> **Task statement**: Every line below that has the string "icon" adds one to the count. Give that count by itself.

Dataset items:
- - -
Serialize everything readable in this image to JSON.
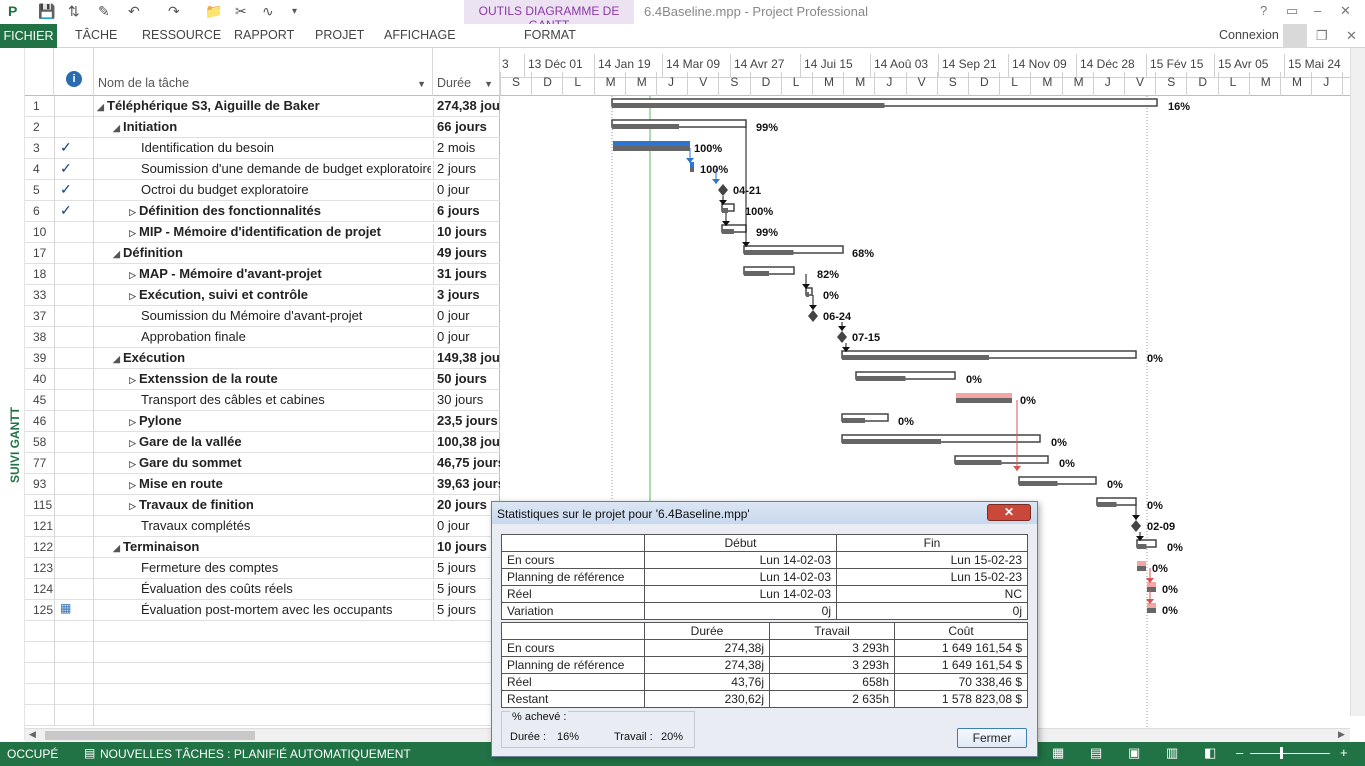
{
  "app": {
    "title": "6.4Baseline.mpp - Project Professional",
    "context_tab_title": "OUTILS DIAGRAMME DE GANTT",
    "connexion": "Connexion"
  },
  "ribbon": {
    "tabs": [
      "FICHIER",
      "TÂCHE",
      "RESSOURCE",
      "RAPPORT",
      "PROJET",
      "AFFICHAGE",
      "FORMAT"
    ]
  },
  "sidebar": {
    "label": "SUIVI GANTT"
  },
  "grid": {
    "headers": {
      "name": "Nom de la tâche",
      "duration": "Durée"
    },
    "rows": [
      {
        "id": "1",
        "name": "Téléphérique S3, Aiguille de Baker",
        "duration": "274,38 jours",
        "level": 0,
        "summary": true,
        "expanded": true,
        "done": false
      },
      {
        "id": "2",
        "name": "Initiation",
        "duration": "66 jours",
        "level": 1,
        "summary": true,
        "expanded": true,
        "done": false
      },
      {
        "id": "3",
        "name": "Identification du besoin",
        "duration": "2 mois",
        "level": 2,
        "summary": false,
        "done": true
      },
      {
        "id": "4",
        "name": "Soumission d'une demande de budget exploratoire",
        "duration": "2 jours",
        "level": 2,
        "summary": false,
        "done": true
      },
      {
        "id": "5",
        "name": "Octroi du budget exploratoire",
        "duration": "0 jour",
        "level": 2,
        "summary": false,
        "done": true
      },
      {
        "id": "6",
        "name": "Définition des fonctionnalités",
        "duration": "6 jours",
        "level": 2,
        "summary": true,
        "expanded": false,
        "done": true
      },
      {
        "id": "10",
        "name": "MIP - Mémoire d'identification de projet",
        "duration": "10 jours",
        "level": 2,
        "summary": true,
        "expanded": false,
        "done": false
      },
      {
        "id": "17",
        "name": "Définition",
        "duration": "49 jours",
        "level": 1,
        "summary": true,
        "expanded": true,
        "done": false
      },
      {
        "id": "18",
        "name": "MAP - Mémoire d'avant-projet",
        "duration": "31 jours",
        "level": 2,
        "summary": true,
        "expanded": false,
        "done": false
      },
      {
        "id": "33",
        "name": "Exécution, suivi et contrôle",
        "duration": "3 jours",
        "level": 2,
        "summary": true,
        "expanded": false,
        "done": false
      },
      {
        "id": "37",
        "name": "Soumission du Mémoire d'avant-projet",
        "duration": "0 jour",
        "level": 2,
        "summary": false,
        "done": false
      },
      {
        "id": "38",
        "name": "Approbation finale",
        "duration": "0 jour",
        "level": 2,
        "summary": false,
        "done": false
      },
      {
        "id": "39",
        "name": "Exécution",
        "duration": "149,38 jours",
        "level": 1,
        "summary": true,
        "expanded": true,
        "done": false
      },
      {
        "id": "40",
        "name": "Extenssion de la route",
        "duration": "50 jours",
        "level": 2,
        "summary": true,
        "expanded": false,
        "done": false
      },
      {
        "id": "45",
        "name": "Transport des câbles et cabines",
        "duration": "30 jours",
        "level": 2,
        "summary": false,
        "done": false
      },
      {
        "id": "46",
        "name": "Pylone",
        "duration": "23,5 jours",
        "level": 2,
        "summary": true,
        "expanded": false,
        "done": false
      },
      {
        "id": "58",
        "name": "Gare de la vallée",
        "duration": "100,38 jours",
        "level": 2,
        "summary": true,
        "expanded": false,
        "done": false
      },
      {
        "id": "77",
        "name": "Gare du sommet",
        "duration": "46,75 jours",
        "level": 2,
        "summary": true,
        "expanded": false,
        "done": false
      },
      {
        "id": "93",
        "name": "Mise en route",
        "duration": "39,63 jours",
        "level": 2,
        "summary": true,
        "expanded": false,
        "done": false
      },
      {
        "id": "115",
        "name": "Travaux de finition",
        "duration": "20 jours",
        "level": 2,
        "summary": true,
        "expanded": false,
        "done": false
      },
      {
        "id": "121",
        "name": "Travaux complétés",
        "duration": "0 jour",
        "level": 2,
        "summary": false,
        "done": false
      },
      {
        "id": "122",
        "name": "Terminaison",
        "duration": "10 jours",
        "level": 1,
        "summary": true,
        "expanded": true,
        "done": false
      },
      {
        "id": "123",
        "name": "Fermeture des comptes",
        "duration": "5 jours",
        "level": 2,
        "summary": false,
        "done": false
      },
      {
        "id": "124",
        "name": "Évaluation des coûts réels",
        "duration": "5 jours",
        "level": 2,
        "summary": false,
        "done": false
      },
      {
        "id": "125",
        "name": "Évaluation post-mortem avec les occupants",
        "duration": "5 jours",
        "level": 2,
        "summary": false,
        "done": false,
        "calendar": true
      }
    ]
  },
  "timescale": {
    "top": [
      "3",
      "13 Déc 01",
      "14 Jan 19",
      "14 Mar 09",
      "14 Avr 27",
      "14 Jui 15",
      "14 Aoû 03",
      "14 Sep 21",
      "14 Nov 09",
      "14 Déc 28",
      "15 Fév 15",
      "15 Avr 05",
      "15 Mai 24"
    ],
    "bottom": [
      "S",
      "D",
      "L",
      "M",
      "M",
      "J",
      "V",
      "S",
      "D",
      "L",
      "M",
      "M",
      "J",
      "V",
      "S",
      "D",
      "L",
      "M",
      "M",
      "J",
      "V",
      "S",
      "D",
      "L",
      "M",
      "M",
      "J",
      "V"
    ]
  },
  "bar_labels": [
    "16%",
    "99%",
    "100%",
    "100%",
    "04-21",
    "100%",
    "99%",
    "68%",
    "82%",
    "0%",
    "06-24",
    "07-15",
    "0%",
    "0%",
    "0%",
    "0%",
    "0%",
    "0%",
    "0%",
    "0%",
    "02-09",
    "0%",
    "0%",
    "0%",
    "0%"
  ],
  "dialog": {
    "title": "Statistiques sur le projet pour '6.4Baseline.mpp'",
    "close": "✕",
    "dates": {
      "headers": [
        "",
        "Début",
        "Fin"
      ],
      "rows": [
        [
          "En cours",
          "Lun 14-02-03",
          "Lun 15-02-23"
        ],
        [
          "Planning de référence",
          "Lun 14-02-03",
          "Lun 15-02-23"
        ],
        [
          "Réel",
          "Lun 14-02-03",
          "NC"
        ],
        [
          "Variation",
          "0j",
          "0j"
        ]
      ]
    },
    "totals": {
      "headers": [
        "",
        "Durée",
        "Travail",
        "Coût"
      ],
      "rows": [
        [
          "En cours",
          "274,38j",
          "3 293h",
          "1 649 161,54 $"
        ],
        [
          "Planning de référence",
          "274,38j",
          "3 293h",
          "1 649 161,54 $"
        ],
        [
          "Réel",
          "43,76j",
          "658h",
          "70 338,46 $"
        ],
        [
          "Restant",
          "230,62j",
          "2 635h",
          "1 578 823,08 $"
        ]
      ]
    },
    "pct_title": "% achevé :",
    "pct_duration_label": "Durée :",
    "pct_duration": "16%",
    "pct_work_label": "Travail :",
    "pct_work": "20%",
    "button": "Fermer"
  },
  "status": {
    "mode": "OCCUPÉ",
    "tasks": "NOUVELLES TÂCHES : PLANIFIÉ AUTOMATIQUEMENT"
  }
}
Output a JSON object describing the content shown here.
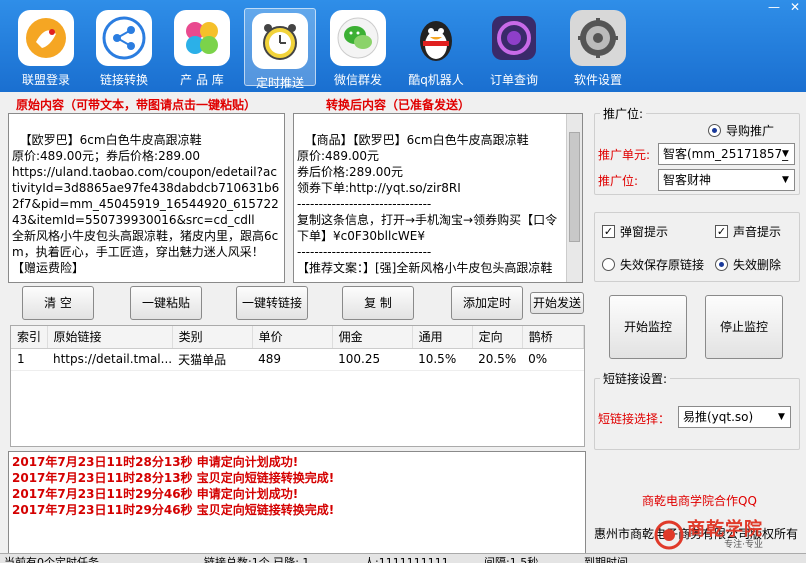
{
  "toolbar": {
    "items": [
      {
        "label": "联盟登录",
        "icon": "kangaroo-logo-icon",
        "color": "#f5a623"
      },
      {
        "label": "链接转换",
        "icon": "share-nodes-icon",
        "color": "#2b7de0"
      },
      {
        "label": "产 品 库",
        "icon": "color-balls-icon",
        "color": "#e94a8f"
      },
      {
        "label": "定时推送",
        "icon": "alarm-clock-icon",
        "color": "#f2d33a"
      },
      {
        "label": "微信群发",
        "icon": "wechat-icon",
        "color": "#3cb034"
      },
      {
        "label": "酷q机器人",
        "icon": "penguin-icon",
        "color": "#e02020"
      },
      {
        "label": "订单查询",
        "icon": "order-lens-icon",
        "color": "#8e3fc9"
      },
      {
        "label": "软件设置",
        "icon": "gear-icon",
        "color": "#666666"
      }
    ]
  },
  "source": {
    "title": "原始内容（可带文本，带图请点击一键粘贴）",
    "text": "【欧罗巴】6cm白色牛皮高跟凉鞋\n原价:489.00元；券后价格:289.00\nhttps://uland.taobao.com/coupon/edetail?activityId=3d8865ae97fe438dabdcb710631b62f7&pid=mm_45045919_16544920_61572243&itemId=550739930016&src=cd_cdll\n全新风格小牛皮包头高跟凉鞋，猪皮内里，跟高6cm，执着匠心，手工匠造，穿出魅力迷人风采！\n【赠运费险】"
  },
  "converted": {
    "title": "转换后内容（已准备发送）",
    "text": "【商品】【欧罗巴】6cm白色牛皮高跟凉鞋\n原价:489.00元\n券后价格:289.00元\n领券下单:http://yqt.so/zir8RI\n-------------------------------\n复制这条信息，打开→手机淘宝→领券购买【口令下单】¥c0F30bllcWE¥\n-------------------------------\n【推荐文案：】[强]全新风格小牛皮包头高跟凉鞋"
  },
  "buttons": {
    "clear": "清 空",
    "paste": "一键粘贴",
    "convert": "一键转链接",
    "copy": "复 制",
    "add_timer": "添加定时",
    "start_send": "开始发送",
    "start_monitor": "开始监控",
    "stop_monitor": "停止监控"
  },
  "table": {
    "headers": [
      "索引",
      "原始链接",
      "类别",
      "单价",
      "佣金",
      "通用",
      "定向",
      "鹊桥"
    ],
    "rows": [
      [
        "1",
        "https://detail.tmal...",
        "天猫单品",
        "489",
        "100.25",
        "10.5%",
        "20.5%",
        "0%"
      ]
    ]
  },
  "log": [
    "2017年7月23日11时28分13秒  申请定向计划成功!",
    "2017年7月23日11时28分13秒  宝贝定向短链接转换完成!",
    "2017年7月23日11时29分46秒  申请定向计划成功!",
    "2017年7月23日11时29分46秒  宝贝定向短链接转换完成!"
  ],
  "promo": {
    "group_title": "推广位:",
    "radio_label": "导购推广",
    "unit_label": "推广单元:",
    "unit_value": "智客(mm_25171857_",
    "slot_label": "推广位:",
    "slot_value": "智客财神",
    "popup_label": "弹窗提示",
    "sound_label": "声音提示",
    "keep_label": "失效保存原链接",
    "delete_label": "失效删除"
  },
  "shortlink": {
    "group_title": "短链接设置:",
    "select_label": "短链接选择：",
    "select_value": "易推(yqt.so)"
  },
  "footer": {
    "qq_link": "商乾电商学院合作QQ",
    "company": "惠州市商乾电子商务有限公司版权所有",
    "brand": "商乾学院",
    "slogan": "专注·专业"
  },
  "status": {
    "cells": [
      "当前有0个定时任务",
      "链接总数:1个 已降: 1",
      "人:1111111111",
      "间隔:1.5秒",
      "到期时间"
    ]
  },
  "colors": {
    "accent_red": "#e00000",
    "toolbar_blue": "#1f7ad8"
  }
}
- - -
> **Solution to the problem**: 8